> What to produce: Could you copy out every line of the data where the word "JSON" occurs?

::::::::::

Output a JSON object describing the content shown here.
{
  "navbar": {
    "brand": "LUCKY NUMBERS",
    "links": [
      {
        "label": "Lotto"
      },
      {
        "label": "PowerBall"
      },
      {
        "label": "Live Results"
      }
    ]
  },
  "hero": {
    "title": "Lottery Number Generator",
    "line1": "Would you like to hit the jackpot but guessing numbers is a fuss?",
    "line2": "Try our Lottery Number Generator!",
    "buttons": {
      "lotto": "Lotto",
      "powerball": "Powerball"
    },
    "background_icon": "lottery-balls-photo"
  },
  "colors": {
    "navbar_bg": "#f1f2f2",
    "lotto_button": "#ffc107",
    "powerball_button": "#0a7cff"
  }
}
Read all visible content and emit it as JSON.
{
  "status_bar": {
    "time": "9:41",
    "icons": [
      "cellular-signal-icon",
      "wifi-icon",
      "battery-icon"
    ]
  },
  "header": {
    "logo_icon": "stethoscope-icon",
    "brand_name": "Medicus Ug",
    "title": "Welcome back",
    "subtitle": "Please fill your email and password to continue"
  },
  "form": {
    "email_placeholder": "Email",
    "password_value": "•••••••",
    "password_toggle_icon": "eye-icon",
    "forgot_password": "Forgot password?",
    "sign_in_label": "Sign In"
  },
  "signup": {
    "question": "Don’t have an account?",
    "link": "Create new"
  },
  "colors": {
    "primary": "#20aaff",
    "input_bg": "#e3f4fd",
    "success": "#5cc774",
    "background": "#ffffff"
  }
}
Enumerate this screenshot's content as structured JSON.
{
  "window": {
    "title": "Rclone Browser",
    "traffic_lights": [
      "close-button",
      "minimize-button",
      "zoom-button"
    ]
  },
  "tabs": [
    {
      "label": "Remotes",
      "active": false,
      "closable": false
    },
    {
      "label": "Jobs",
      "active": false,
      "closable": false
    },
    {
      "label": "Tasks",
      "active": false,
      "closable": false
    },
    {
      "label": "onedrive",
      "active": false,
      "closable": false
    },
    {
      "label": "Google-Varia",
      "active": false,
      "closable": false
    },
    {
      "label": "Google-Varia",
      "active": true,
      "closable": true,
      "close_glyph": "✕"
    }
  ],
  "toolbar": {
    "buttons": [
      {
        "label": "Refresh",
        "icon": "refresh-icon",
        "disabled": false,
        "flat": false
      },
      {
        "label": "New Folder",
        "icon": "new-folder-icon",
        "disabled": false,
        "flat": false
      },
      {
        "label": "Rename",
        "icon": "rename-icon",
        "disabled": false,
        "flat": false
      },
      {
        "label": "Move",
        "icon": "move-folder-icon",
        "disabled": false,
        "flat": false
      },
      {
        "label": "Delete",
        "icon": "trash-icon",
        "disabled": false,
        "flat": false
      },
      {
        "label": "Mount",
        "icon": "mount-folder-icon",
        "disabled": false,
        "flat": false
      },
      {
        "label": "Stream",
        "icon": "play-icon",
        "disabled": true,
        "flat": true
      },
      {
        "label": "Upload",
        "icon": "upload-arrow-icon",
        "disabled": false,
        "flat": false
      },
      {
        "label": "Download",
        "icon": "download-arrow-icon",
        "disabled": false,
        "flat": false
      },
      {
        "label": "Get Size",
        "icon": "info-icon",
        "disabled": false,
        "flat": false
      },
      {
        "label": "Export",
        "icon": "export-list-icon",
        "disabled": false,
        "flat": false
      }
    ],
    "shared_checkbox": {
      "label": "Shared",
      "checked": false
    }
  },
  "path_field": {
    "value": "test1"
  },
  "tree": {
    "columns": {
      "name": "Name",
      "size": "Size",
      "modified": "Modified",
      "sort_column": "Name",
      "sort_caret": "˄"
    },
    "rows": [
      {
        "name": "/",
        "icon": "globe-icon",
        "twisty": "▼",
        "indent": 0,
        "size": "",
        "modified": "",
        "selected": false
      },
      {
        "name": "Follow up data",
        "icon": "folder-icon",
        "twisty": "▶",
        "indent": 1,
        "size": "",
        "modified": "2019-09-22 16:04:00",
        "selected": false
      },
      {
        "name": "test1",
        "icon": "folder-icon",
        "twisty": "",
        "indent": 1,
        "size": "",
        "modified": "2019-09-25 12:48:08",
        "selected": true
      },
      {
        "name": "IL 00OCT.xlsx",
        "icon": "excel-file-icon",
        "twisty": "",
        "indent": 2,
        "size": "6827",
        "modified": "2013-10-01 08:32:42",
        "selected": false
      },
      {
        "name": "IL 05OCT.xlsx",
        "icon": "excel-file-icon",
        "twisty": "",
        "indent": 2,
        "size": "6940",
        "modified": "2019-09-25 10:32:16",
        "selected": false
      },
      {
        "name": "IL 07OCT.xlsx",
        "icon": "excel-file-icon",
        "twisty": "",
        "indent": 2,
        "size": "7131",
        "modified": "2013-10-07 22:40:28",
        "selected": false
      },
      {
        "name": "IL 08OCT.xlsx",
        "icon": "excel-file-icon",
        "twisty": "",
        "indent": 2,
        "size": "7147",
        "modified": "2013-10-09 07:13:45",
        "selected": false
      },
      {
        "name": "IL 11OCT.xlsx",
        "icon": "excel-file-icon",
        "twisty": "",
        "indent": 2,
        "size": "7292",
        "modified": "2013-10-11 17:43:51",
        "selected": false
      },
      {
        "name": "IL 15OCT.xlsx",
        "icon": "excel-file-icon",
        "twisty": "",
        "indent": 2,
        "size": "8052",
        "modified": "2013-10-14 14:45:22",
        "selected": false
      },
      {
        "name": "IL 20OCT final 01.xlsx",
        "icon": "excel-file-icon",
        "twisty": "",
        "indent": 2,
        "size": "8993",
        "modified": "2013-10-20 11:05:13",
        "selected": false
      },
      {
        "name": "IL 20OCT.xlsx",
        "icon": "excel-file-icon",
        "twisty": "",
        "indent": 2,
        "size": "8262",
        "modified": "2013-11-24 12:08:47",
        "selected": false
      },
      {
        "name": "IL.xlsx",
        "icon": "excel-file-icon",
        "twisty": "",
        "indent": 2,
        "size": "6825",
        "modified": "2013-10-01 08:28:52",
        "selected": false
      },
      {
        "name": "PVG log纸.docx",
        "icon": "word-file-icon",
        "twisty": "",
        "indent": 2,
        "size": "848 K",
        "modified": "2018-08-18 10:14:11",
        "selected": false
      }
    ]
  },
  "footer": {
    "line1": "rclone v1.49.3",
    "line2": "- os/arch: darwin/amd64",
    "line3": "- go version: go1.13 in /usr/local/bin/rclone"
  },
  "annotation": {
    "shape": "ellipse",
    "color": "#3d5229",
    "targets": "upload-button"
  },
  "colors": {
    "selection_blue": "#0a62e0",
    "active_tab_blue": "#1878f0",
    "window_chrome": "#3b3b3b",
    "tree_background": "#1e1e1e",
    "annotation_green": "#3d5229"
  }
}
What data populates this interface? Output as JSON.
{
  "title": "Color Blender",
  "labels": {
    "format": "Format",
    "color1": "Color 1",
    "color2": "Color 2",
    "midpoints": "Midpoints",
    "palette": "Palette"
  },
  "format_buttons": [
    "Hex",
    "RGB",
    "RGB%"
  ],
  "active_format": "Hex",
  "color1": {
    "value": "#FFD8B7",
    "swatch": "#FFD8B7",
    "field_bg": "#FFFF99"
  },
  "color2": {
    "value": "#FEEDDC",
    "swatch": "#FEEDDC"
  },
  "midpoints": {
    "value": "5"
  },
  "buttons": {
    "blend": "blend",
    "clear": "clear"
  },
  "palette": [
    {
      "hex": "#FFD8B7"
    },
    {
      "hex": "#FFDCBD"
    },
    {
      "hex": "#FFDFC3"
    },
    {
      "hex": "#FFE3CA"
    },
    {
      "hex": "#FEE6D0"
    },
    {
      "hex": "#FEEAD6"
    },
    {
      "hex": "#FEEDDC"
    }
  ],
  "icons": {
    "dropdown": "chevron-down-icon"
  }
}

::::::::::

> Solution to this problem:
Output a JSON object describing the content shown here.
Read all visible content and emit it as JSON.
Enumerate this screenshot's content as structured JSON.
What data populates this interface? Output as JSON.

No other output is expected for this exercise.